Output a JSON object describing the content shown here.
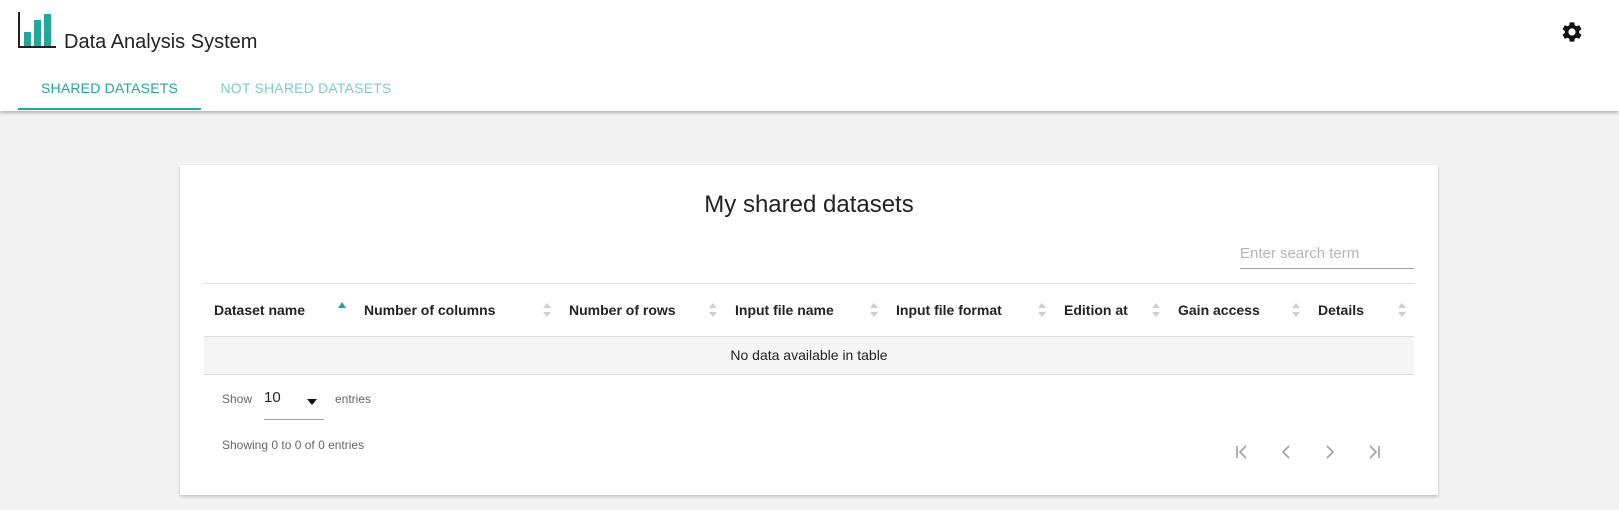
{
  "app": {
    "title": "Data Analysis System",
    "accent_color": "#26a69a",
    "logo_icon": "bar-chart-logo",
    "settings_icon": "gear-icon"
  },
  "tabs": [
    {
      "label": "SHARED DATASETS",
      "active": true
    },
    {
      "label": "NOT SHARED DATASETS",
      "active": false
    }
  ],
  "card": {
    "title": "My shared datasets",
    "search_placeholder": "Enter search term"
  },
  "table": {
    "columns": [
      {
        "label": "Dataset name",
        "sort": "ascending"
      },
      {
        "label": "Number of columns",
        "sort": "none"
      },
      {
        "label": "Number of rows",
        "sort": "none"
      },
      {
        "label": "Input file name",
        "sort": "none"
      },
      {
        "label": "Input file format",
        "sort": "none"
      },
      {
        "label": "Edition at",
        "sort": "none"
      },
      {
        "label": "Gain access",
        "sort": "none"
      },
      {
        "label": "Details",
        "sort": "none"
      }
    ],
    "empty_message": "No data available in table"
  },
  "length": {
    "show_label": "Show",
    "value": "10",
    "entries_label": "entries"
  },
  "info": "Showing 0 to 0 of 0 entries",
  "pagination": {
    "icons": [
      "first-page-icon",
      "previous-page-icon",
      "next-page-icon",
      "last-page-icon"
    ]
  }
}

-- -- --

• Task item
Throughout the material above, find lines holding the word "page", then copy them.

• Reply
      "first-page-icon",
      "previous-page-icon",
      "next-page-icon",
      "last-page-icon"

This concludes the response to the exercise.